Mexico has some special rules when it comes to its citizens driving a foreign vehicle within its borders. The rules surprise the average U.S. citizen (and Mexican citizens not familiar with the law) and can make a huge dent in your pocketbook, or worse, you could lose your vehicle permanently. There are three reasons why you shouldn't allow a Mexican citizen to drive your U.S. plated vehicle, unless you, as a U.S. citizen, are in the vehicle too.
Check to be sure your Mexican insurance company will cover Mexican licensed drivers. Some do and some do not. Mexican insurance is a specific insurance program for tourists and visitors.
Baja Bound's policies, underwritten by HDI Seguros and Chubb Seguros, do allow Mexican licensed drivers, but the primary driver listed on the policy must be a U.S. citizen.
The most surprising reason is in regards to Mexican customs law. As is common knowledge, a U.S. citizen may freely cross into Baja with a U.S. plated vehicle. However, if a Mexican citizen crosses into Mexico with a U.S. plated vehicle and there is no U.S. citizen in the vehicle, there is a chance that Mexican customs officials will notice and send the Mexican citizen to secondary inspection. Upon checking documentation, if the Mexican citizen does not present U.S. documentation, the vehicle will be permanently confiscated by Mexican customs with very little chance of recovering it. In addition, the Mexican citizen will incur a huge fine of 80% of the vehicle's value. This fine must be paid or it will be on the Mexican citizen's record.

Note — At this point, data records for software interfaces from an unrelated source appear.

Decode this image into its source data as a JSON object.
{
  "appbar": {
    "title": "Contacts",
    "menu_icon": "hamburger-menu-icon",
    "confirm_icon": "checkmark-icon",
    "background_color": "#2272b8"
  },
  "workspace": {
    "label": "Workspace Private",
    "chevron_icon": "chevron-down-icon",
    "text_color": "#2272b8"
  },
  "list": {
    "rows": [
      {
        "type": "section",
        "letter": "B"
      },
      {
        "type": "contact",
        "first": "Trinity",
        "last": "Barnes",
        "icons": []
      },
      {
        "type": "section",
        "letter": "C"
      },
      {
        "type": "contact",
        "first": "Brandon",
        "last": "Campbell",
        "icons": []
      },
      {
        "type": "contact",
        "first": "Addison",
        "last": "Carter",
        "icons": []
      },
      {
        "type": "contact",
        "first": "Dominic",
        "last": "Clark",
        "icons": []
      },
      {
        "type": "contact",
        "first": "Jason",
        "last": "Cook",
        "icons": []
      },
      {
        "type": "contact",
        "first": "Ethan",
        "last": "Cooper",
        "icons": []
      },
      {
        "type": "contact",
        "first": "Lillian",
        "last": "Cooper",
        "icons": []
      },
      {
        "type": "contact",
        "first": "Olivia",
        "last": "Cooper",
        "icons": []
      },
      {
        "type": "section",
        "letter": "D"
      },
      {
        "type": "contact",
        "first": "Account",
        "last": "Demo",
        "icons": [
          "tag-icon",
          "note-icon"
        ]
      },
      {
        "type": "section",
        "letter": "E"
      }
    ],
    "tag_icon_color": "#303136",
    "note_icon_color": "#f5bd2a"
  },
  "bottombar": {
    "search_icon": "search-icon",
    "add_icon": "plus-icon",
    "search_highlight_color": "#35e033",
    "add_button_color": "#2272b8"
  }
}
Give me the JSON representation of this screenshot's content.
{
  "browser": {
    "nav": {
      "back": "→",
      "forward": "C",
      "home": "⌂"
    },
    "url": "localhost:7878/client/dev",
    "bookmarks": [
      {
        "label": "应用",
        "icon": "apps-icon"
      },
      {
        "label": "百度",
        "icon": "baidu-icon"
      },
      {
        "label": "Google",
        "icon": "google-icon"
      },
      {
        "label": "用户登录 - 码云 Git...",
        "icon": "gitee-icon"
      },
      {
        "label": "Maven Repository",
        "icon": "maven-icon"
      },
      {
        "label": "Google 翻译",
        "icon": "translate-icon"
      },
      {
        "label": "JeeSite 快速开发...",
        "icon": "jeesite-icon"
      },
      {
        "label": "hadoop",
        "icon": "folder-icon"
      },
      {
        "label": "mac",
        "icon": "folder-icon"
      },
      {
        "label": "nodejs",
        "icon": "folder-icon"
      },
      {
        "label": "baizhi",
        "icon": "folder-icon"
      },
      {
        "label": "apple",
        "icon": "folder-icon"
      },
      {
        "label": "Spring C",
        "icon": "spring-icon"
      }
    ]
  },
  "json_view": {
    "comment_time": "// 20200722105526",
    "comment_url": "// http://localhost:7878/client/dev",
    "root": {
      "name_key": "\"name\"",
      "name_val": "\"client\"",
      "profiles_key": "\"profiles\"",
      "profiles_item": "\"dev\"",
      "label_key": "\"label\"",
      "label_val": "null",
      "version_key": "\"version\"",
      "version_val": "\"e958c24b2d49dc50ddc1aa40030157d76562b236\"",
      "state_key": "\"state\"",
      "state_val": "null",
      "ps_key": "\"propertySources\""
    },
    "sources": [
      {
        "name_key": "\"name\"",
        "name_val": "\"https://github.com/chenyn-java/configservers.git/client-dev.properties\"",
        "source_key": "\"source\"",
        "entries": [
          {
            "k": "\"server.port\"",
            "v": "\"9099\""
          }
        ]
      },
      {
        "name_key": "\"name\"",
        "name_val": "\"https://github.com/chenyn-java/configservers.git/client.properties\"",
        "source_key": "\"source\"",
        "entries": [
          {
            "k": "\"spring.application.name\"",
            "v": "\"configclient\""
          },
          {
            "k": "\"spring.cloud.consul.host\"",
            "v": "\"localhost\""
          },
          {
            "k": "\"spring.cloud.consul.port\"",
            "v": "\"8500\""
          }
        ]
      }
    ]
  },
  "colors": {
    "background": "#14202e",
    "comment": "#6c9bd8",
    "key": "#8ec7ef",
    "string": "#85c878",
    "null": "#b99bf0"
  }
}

This may sound unbelievable, but it happens. A look into Mexican customs law helps one understand how the situation is viewed by Mexican customs and the reason behind the fine. When a Mexican citizen drives into Mexican territory with a U.S. vehicle and no U.S. citizen in the vehicle, Mexican customs sees this as attempting to smuggle the vehicle into the country. Since the vehicle is viewed as "contraband" it will be confiscated just like they would confiscate any other type of contraband. Being that it is illegal to bring contraband into the country, the offender will have to pay a fine. In the case of the vehicle, it will be 80% of the vehicle's value.
The vehicle is permanently placed in a gated and secured lot and will not be removed. Once the vehicle has been confiscated and paperwork completed, there is almost no chance of it leaving the lot.
You may hire a Mexican lawyer, but unfortunately the way the law is written, the chances of recovery are slim to none.
Unfortunately since the situation is considered illegal, a Mexican insurance policy will not help.
Mexican authorities, such as transit authorities can impound a U.S. vehicle driven by a Mexican citizen without a U.S. citizen present. If this happens, you may get the vehicle back by having the owner present himself with the vehicle title before the authorities.